Hans-George Maassen, former head of the Federal Office for the Protection of the Constitution, Germany's domestic security agency. (Photo by Sean Gallup/Getty Images)


Germany’s security service goes after its own ex-leader


Hans-Georg Maaßenn, the former head of Germany’s Federal Office for the Protection of the Constitution (BfV), is now in the sights of his own organisation.

German news outlet Bild reported that the German intelligence agency apparently has an “interest” in its ex-leader. The agency requested data about Maaßenn, who is also a Christian Democratic Union (CDU) politician.

Some say ongoing investigations into the Reich Citizens’ Movement, or  Reichsbürger, might have something to do with the agency’s move. Reichsbürger is a label for several anti-constitutional/revisionist groups and individuals in Germany.

The BfV apparently requested information about Maaßen from the Federal Criminal Police Office (BKA).

“I have heard about the knowledge inquiry to the BKA,” Maaßen told Bild, adding that he was “outraged” by it and that he would “demand information about the data my former colleagues store about me”.

On Twitter, now X, he stated that “eavesdropping on a phone conversation between a witness in a criminal case and his lawyer is illegal”.

He also said that if the story was true then, “It is obvious that the Office for the Protection of the Constitution is no longer being used to protect the Constitution, but is being misused to protect the government and to fight and politically persecute critics of the government.”

A spokeswoman for the Federal Ministry of the Interior, responsible for the Protection of the Constitution office and BKA, reportedly did not deny the data enquiry concerning Maaßen. “We refrain from commenting on individual matters solely due to reasons of personal protection,” she told the newspaper.

It’s reported that BKA investigators had monitored conversations of a Frankfurt-based entrepreneur who was expected to serve as a witness in the trial centred around Heinrich XIII, Prince of Reuss, and his associated group.
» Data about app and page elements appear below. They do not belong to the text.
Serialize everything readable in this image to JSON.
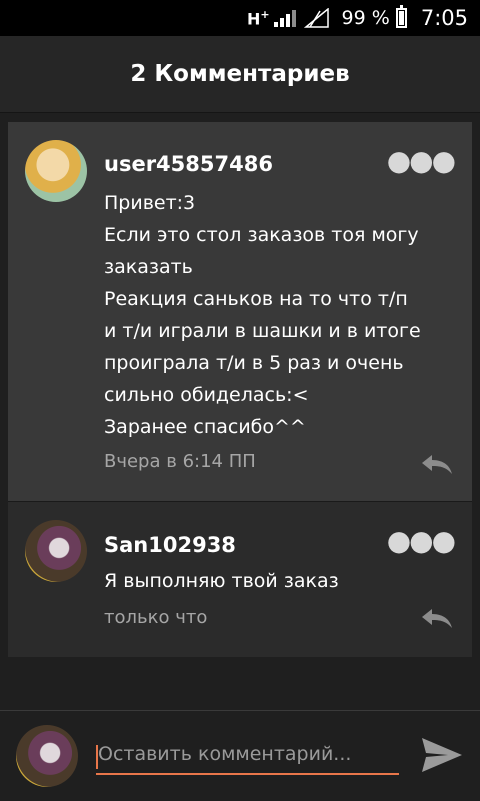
{
  "status_bar": {
    "network": "H",
    "network_sup": "+",
    "battery_percent": "99 %",
    "battery_level": 0.99,
    "time": "7:05"
  },
  "header": {
    "title": "2 Комментариев"
  },
  "comments": [
    {
      "username": "user45857486",
      "lines": [
        "Привет:3",
        "Если это стол заказов тоя могу",
        "заказать",
        "Реакция саньков на то что т/п",
        "и т/и играли в шашки и в итоге",
        "проиграла т/и в 5 раз и очень",
        "сильно обиделась:<",
        "Заранее спасибо^^"
      ],
      "time": "Вчера в 6:14 ПП",
      "more_icon": "more-dots-icon",
      "reply_icon": "reply-icon"
    },
    {
      "username": "San102938",
      "lines": [
        "Я выполняю твой заказ"
      ],
      "time": "только что",
      "more_icon": "more-dots-icon",
      "reply_icon": "reply-icon"
    }
  ],
  "composer": {
    "placeholder": "Оставить комментарий...",
    "value": "",
    "send_icon": "send-icon"
  },
  "colors": {
    "accent": "#e8764a",
    "background": "#1f1f1f",
    "card_highlight": "#393939",
    "card": "#2b2b2b"
  }
}
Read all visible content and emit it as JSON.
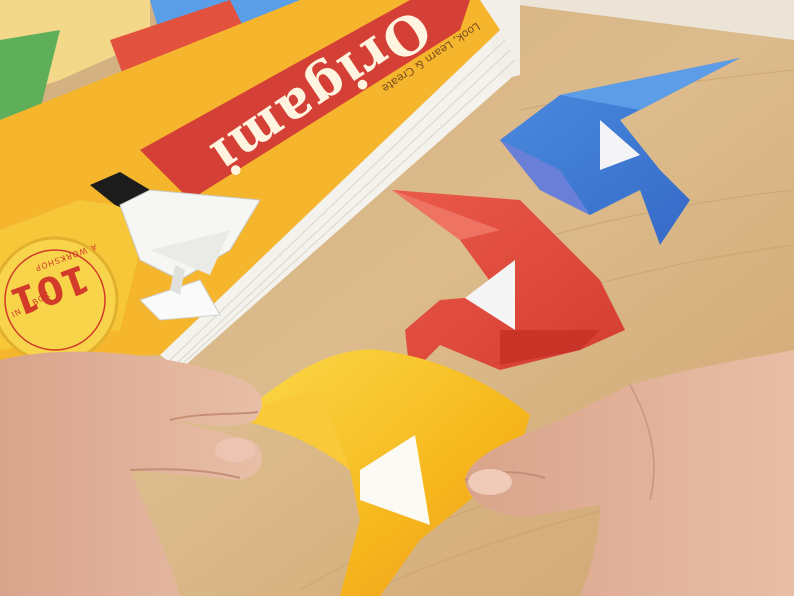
{
  "book": {
    "title": "Origami",
    "subtitle": "Look, Learn & Create",
    "seal_number": "101",
    "seal_text": "A WORKSHOP",
    "seal_text2": "IN A BOX"
  },
  "colors": {
    "table": "#d7b384",
    "book_yellow": "#f4b62a",
    "book_red": "#d8423a",
    "crane_blue": "#3f7fd8",
    "crane_red": "#e24b3e",
    "crane_yellow": "#f4c21d",
    "skin": "#e2b39a"
  },
  "objects": [
    {
      "name": "origami book"
    },
    {
      "name": "blue origami crane"
    },
    {
      "name": "red origami crane"
    },
    {
      "name": "black and white origami figure"
    },
    {
      "name": "yellow origami piece being folded"
    },
    {
      "name": "left hand"
    },
    {
      "name": "right hand"
    }
  ]
}
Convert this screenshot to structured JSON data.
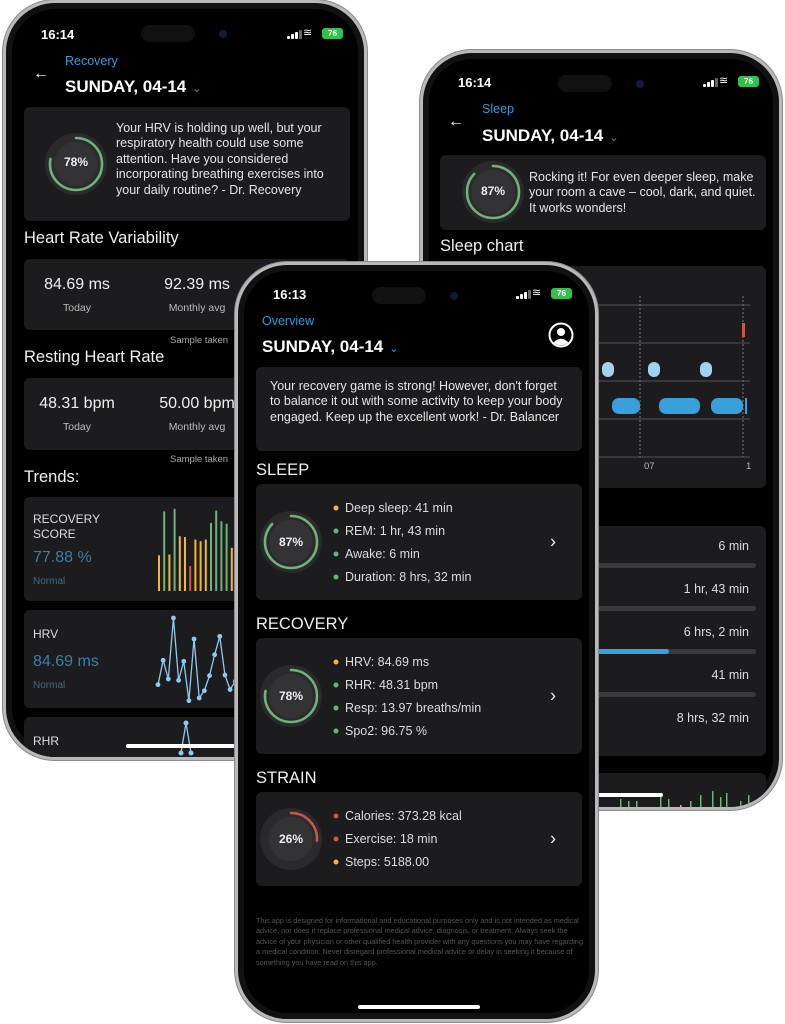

Following a search of his residence, the entrepreneur allegedly contacted Maaßen via telephone.

On December 7, 2022, the Federal Prosecutor’s Office apprehended 25 suspects including Prince Reuss in raids across Germany, Austria and Italy. They are accused of being part of a terrorist organisation and plotting a violent overthrow of government. Allegedly, Prince Reuss was seen as the ringleader of the Reichsbürger, who are said to refute the legitimacy of the Federal Republic of Germany.

The main suspects have been in custody for more than eight months on charges of being members of a terrorist organisation. They are accused of planning a coup. A formal indictment has not yet been filed.

Maaßen has been at the centre of controversy before. He denied Germans hunted down “foreign-looking” people in the 2018 Chemnitz protests, going against the official narrative, and later criticised what he said was the previous government’s “naive”, and “left-wing” security and migration policies. Socialists and Greens have been highly critical of him ever since. The rioting in the city of Chemnitz broke out after word spread that an Iraqi and a Syrian asylum seeker were suspected in a knife attack that killed a German man.

Maaßen also warned against left-wing and far-left activists, who think “all means are justified” in the fight against the Right. He further claimed that the phrase “conspiracy theorist” had been “invented and used by certain foreign intelligence agencies to discredit political opponents”.

When he made statements about “anti-white racism”, the CDU started a procedure to oust him from the party but that ultimately failed.